● TASK TO COMPLETE:
Reproduce the records below exactly as shown.
──────────────────────────────
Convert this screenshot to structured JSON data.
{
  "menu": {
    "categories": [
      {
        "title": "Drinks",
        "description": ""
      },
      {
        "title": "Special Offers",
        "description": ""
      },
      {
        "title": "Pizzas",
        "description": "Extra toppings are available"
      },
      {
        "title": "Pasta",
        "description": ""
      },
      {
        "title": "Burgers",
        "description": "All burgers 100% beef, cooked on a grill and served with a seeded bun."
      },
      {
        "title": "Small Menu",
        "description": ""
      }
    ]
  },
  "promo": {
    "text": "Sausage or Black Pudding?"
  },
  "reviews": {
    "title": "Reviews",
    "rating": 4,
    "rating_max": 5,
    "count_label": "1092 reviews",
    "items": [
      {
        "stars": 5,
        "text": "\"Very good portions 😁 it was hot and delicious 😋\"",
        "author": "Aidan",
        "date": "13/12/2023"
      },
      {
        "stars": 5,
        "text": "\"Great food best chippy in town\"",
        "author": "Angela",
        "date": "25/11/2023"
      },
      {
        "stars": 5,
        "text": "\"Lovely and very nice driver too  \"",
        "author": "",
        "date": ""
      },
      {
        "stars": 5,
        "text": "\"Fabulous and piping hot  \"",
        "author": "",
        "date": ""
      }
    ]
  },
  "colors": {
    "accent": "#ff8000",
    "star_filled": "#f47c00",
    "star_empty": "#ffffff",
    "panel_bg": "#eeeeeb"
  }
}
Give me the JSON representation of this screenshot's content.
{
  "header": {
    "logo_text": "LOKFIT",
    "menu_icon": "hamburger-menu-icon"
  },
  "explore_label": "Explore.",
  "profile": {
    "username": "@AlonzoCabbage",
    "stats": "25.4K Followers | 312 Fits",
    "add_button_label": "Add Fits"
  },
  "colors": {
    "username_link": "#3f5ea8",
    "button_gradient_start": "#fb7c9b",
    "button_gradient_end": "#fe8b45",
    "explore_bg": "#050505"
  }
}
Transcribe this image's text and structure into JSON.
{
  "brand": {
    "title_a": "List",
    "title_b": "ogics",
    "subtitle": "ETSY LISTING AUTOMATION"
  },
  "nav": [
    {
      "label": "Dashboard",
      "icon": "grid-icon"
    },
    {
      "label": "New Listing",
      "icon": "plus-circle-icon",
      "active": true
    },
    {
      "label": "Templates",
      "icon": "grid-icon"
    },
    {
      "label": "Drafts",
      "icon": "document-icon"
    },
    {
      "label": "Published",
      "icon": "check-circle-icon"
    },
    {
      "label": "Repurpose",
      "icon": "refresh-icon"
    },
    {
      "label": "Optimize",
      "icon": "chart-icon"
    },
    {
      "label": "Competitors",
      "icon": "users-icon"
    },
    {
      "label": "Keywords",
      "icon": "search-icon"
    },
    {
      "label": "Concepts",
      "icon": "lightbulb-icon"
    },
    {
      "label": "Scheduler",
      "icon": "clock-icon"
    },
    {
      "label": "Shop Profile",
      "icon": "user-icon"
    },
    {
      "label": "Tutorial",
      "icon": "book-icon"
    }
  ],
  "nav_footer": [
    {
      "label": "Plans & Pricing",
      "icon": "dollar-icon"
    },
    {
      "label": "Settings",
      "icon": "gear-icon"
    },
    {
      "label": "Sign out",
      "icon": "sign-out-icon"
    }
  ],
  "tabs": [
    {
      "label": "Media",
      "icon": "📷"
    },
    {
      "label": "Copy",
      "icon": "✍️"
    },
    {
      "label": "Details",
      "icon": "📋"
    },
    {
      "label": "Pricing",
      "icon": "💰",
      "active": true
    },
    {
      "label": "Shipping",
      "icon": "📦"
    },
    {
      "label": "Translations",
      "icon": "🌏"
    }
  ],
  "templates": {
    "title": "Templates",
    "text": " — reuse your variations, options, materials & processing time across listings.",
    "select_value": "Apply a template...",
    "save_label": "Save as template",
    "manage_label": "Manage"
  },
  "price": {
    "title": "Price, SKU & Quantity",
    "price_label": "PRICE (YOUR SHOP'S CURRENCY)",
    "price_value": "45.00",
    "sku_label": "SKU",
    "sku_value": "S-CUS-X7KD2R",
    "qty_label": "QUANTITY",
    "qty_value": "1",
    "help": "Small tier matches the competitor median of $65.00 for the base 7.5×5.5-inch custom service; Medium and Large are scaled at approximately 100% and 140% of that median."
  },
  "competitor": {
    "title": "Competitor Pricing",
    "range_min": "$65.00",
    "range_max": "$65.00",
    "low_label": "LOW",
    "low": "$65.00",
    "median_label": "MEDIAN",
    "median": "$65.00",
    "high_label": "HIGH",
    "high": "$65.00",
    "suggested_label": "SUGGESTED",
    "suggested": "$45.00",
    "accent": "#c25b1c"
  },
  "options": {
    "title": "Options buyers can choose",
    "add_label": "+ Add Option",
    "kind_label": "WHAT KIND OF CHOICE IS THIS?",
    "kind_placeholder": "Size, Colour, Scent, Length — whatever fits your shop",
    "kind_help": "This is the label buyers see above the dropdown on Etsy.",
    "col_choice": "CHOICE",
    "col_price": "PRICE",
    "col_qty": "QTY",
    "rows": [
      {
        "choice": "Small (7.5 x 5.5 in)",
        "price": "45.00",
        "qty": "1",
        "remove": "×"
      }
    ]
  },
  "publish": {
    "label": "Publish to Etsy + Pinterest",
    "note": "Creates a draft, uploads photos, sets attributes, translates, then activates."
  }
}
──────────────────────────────
● OUTPUT OF THE EXERCISE:
Convert this screenshot to structured JSON data.
{
  "menu": {
    "categories": [
      {
        "title": "Drinks",
        "description": ""
      },
      {
        "title": "Special Offers",
        "description": ""
      },
      {
        "title": "Pizzas",
        "description": "Extra toppings are available"
      },
      {
        "title": "Pasta",
        "description": ""
      },
      {
        "title": "Burgers",
        "description": "All burgers 100% beef, cooked on a grill and served with a seeded bun."
      },
      {
        "title": "Small Menu",
        "description": ""
      }
    ]
  },
  "promo": {
    "text": "Sausage or Black Pudding?"
  },
  "reviews": {
    "title": "Reviews",
    "rating": 4,
    "rating_max": 5,
    "count_label": "1092 reviews",
    "items": [
      {
        "stars": 5,
        "text": "\"Very good portions 😁 it was hot and delicious 😋\"",
        "author": "Aidan",
        "date": "13/12/2023"
      },
      {
        "stars": 5,
        "text": "\"Great food best chippy in town\"",
        "author": "Angela",
        "date": "25/11/2023"
      },
      {
        "stars": 5,
        "text": "\"Lovely and very nice driver too  \"",
        "author": "",
        "date": ""
      },
      {
        "stars": 5,
        "text": "\"Fabulous and piping hot  \"",
        "author": "",
        "date": ""
      }
    ]
  },
  "colors": {
    "accent": "#ff8000",
    "star_filled": "#f47c00",
    "star_empty": "#ffffff",
    "panel_bg": "#eeeeeb"
  }
}
Give me the JSON representation of this screenshot's content.
{
  "header": {
    "logo_text": "LOKFIT",
    "menu_icon": "hamburger-menu-icon"
  },
  "explore_label": "Explore.",
  "profile": {
    "username": "@AlonzoCabbage",
    "stats": "25.4K Followers | 312 Fits",
    "add_button_label": "Add Fits"
  },
  "colors": {
    "username_link": "#3f5ea8",
    "button_gradient_start": "#fb7c9b",
    "button_gradient_end": "#fe8b45",
    "explore_bg": "#050505"
  }
}
Transcribe this image's text and structure into JSON.
{
  "brand": {
    "title_a": "List",
    "title_b": "ogics",
    "subtitle": "ETSY LISTING AUTOMATION"
  },
  "nav": [
    {
      "label": "Dashboard",
      "icon": "grid-icon"
    },
    {
      "label": "New Listing",
      "icon": "plus-circle-icon",
      "active": true
    },
    {
      "label": "Templates",
      "icon": "grid-icon"
    },
    {
      "label": "Drafts",
      "icon": "document-icon"
    },
    {
      "label": "Published",
      "icon": "check-circle-icon"
    },
    {
      "label": "Repurpose",
      "icon": "refresh-icon"
    },
    {
      "label": "Optimize",
      "icon": "chart-icon"
    },
    {
      "label": "Competitors",
      "icon": "users-icon"
    },
    {
      "label": "Keywords",
      "icon": "search-icon"
    },
    {
      "label": "Concepts",
      "icon": "lightbulb-icon"
    },
    {
      "label": "Scheduler",
      "icon": "clock-icon"
    },
    {
      "label": "Shop Profile",
      "icon": "user-icon"
    },
    {
      "label": "Tutorial",
      "icon": "book-icon"
    }
  ],
  "nav_footer": [
    {
      "label": "Plans & Pricing",
      "icon": "dollar-icon"
    },
    {
      "label": "Settings",
      "icon": "gear-icon"
    },
    {
      "label": "Sign out",
      "icon": "sign-out-icon"
    }
  ],
  "tabs": [
    {
      "label": "Media",
      "icon": "📷"
    },
    {
      "label": "Copy",
      "icon": "✍️"
    },
    {
      "label": "Details",
      "icon": "📋"
    },
    {
      "label": "Pricing",
      "icon": "💰",
      "active": true
    },
    {
      "label": "Shipping",
      "icon": "📦"
    },
    {
      "label": "Translations",
      "icon": "🌏"
    }
  ],
  "templates": {
    "title": "Templates",
    "text": " — reuse your variations, options, materials & processing time across listings.",
    "select_value": "Apply a template...",
    "save_label": "Save as template",
    "manage_label": "Manage"
  },
  "price": {
    "title": "Price, SKU & Quantity",
    "price_label": "PRICE (YOUR SHOP'S CURRENCY)",
    "price_value": "45.00",
    "sku_label": "SKU",
    "sku_value": "S-CUS-X7KD2R",
    "qty_label": "QUANTITY",
    "qty_value": "1",
    "help": "Small tier matches the competitor median of $65.00 for the base 7.5×5.5-inch custom service; Medium and Large are scaled at approximately 100% and 140% of that median."
  },
  "competitor": {
    "title": "Competitor Pricing",
    "range_min": "$65.00",
    "range_max": "$65.00",
    "low_label": "LOW",
    "low": "$65.00",
    "median_label": "MEDIAN",
    "median": "$65.00",
    "high_label": "HIGH",
    "high": "$65.00",
    "suggested_label": "SUGGESTED",
    "suggested": "$45.00",
    "accent": "#c25b1c"
  },
  "options": {
    "title": "Options buyers can choose",
    "add_label": "+ Add Option",
    "kind_label": "WHAT KIND OF CHOICE IS THIS?",
    "kind_placeholder": "Size, Colour, Scent, Length — whatever fits your shop",
    "kind_help": "This is the label buyers see above the dropdown on Etsy.",
    "col_choice": "CHOICE",
    "col_price": "PRICE",
    "col_qty": "QTY",
    "rows": [
      {
        "choice": "Small (7.5 x 5.5 in)",
        "price": "45.00",
        "qty": "1",
        "remove": "×"
      }
    ]
  },
  "publish": {
    "label": "Publish to Etsy + Pinterest",
    "note": "Creates a draft, uploads photos, sets attributes, translates, then activates."
  }
}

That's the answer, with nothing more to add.